-- WORK ITEM --
Report the count of lines with "Thigh" in the data below, and no other words.

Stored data
▶

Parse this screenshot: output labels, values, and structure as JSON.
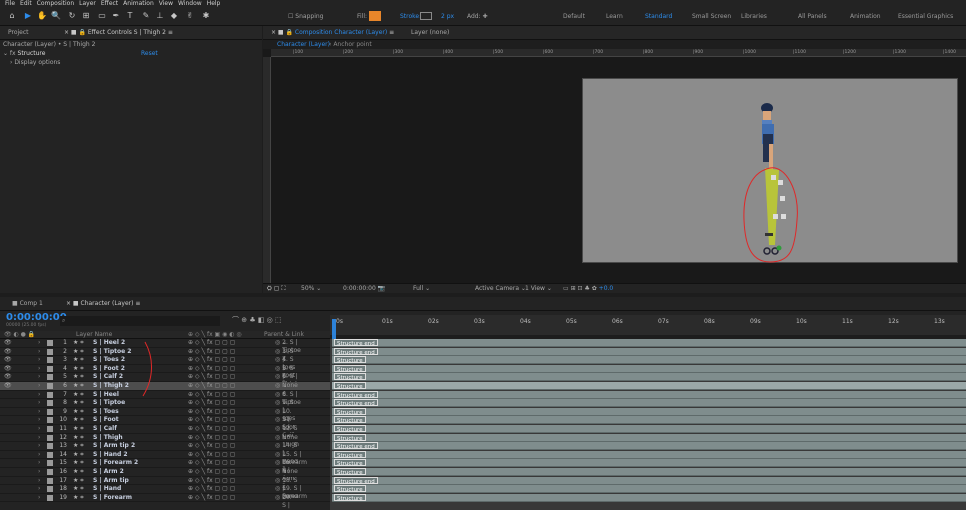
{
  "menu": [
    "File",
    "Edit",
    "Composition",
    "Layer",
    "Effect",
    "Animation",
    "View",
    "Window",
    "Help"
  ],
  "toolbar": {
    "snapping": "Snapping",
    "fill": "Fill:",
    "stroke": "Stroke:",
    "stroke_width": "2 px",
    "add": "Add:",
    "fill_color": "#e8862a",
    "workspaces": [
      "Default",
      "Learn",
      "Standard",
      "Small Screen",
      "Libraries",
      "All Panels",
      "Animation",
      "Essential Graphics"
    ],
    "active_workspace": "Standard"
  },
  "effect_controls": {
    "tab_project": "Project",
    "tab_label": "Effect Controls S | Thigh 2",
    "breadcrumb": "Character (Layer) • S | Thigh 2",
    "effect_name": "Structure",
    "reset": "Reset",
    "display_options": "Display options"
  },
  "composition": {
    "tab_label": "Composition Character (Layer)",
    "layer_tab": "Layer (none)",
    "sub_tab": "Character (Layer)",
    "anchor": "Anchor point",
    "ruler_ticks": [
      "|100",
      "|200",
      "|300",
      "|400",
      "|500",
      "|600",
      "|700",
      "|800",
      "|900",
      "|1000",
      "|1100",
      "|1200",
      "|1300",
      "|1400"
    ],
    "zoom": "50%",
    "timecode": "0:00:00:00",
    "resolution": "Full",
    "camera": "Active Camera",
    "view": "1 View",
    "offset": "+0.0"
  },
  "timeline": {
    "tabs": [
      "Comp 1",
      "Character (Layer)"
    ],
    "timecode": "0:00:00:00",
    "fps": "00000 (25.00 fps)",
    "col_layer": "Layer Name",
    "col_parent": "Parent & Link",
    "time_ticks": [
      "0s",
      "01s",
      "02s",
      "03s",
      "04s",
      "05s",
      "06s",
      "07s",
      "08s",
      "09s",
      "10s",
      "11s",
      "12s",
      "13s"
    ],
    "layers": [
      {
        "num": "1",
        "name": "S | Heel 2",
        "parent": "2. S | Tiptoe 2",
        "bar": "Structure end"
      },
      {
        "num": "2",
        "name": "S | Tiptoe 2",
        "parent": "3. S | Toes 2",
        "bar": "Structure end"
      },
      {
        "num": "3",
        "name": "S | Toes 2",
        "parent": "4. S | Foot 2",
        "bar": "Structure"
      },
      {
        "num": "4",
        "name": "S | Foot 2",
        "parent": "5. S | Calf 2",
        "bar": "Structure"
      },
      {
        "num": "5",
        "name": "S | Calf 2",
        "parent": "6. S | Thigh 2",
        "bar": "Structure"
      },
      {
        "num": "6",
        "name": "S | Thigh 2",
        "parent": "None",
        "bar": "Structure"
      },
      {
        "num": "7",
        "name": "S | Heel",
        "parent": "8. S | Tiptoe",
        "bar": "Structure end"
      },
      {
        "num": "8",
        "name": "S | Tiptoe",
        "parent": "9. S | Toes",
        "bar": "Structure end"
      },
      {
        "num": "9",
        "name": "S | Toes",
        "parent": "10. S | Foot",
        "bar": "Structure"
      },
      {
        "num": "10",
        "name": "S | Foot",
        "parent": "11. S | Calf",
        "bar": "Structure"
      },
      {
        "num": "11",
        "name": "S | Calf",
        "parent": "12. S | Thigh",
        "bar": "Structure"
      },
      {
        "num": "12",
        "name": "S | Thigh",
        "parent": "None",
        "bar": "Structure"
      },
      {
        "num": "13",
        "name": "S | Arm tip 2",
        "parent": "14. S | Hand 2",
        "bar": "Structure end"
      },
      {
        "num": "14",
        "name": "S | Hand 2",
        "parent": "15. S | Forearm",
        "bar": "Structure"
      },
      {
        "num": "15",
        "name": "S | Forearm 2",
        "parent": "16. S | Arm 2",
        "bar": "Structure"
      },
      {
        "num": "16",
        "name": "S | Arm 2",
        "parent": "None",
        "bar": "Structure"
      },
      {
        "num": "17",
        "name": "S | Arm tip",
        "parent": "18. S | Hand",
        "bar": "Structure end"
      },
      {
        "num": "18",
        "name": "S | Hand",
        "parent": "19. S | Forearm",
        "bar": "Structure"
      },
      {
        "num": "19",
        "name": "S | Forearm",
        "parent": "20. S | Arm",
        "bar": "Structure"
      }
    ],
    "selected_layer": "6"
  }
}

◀

-- TASK RESPONSE --
6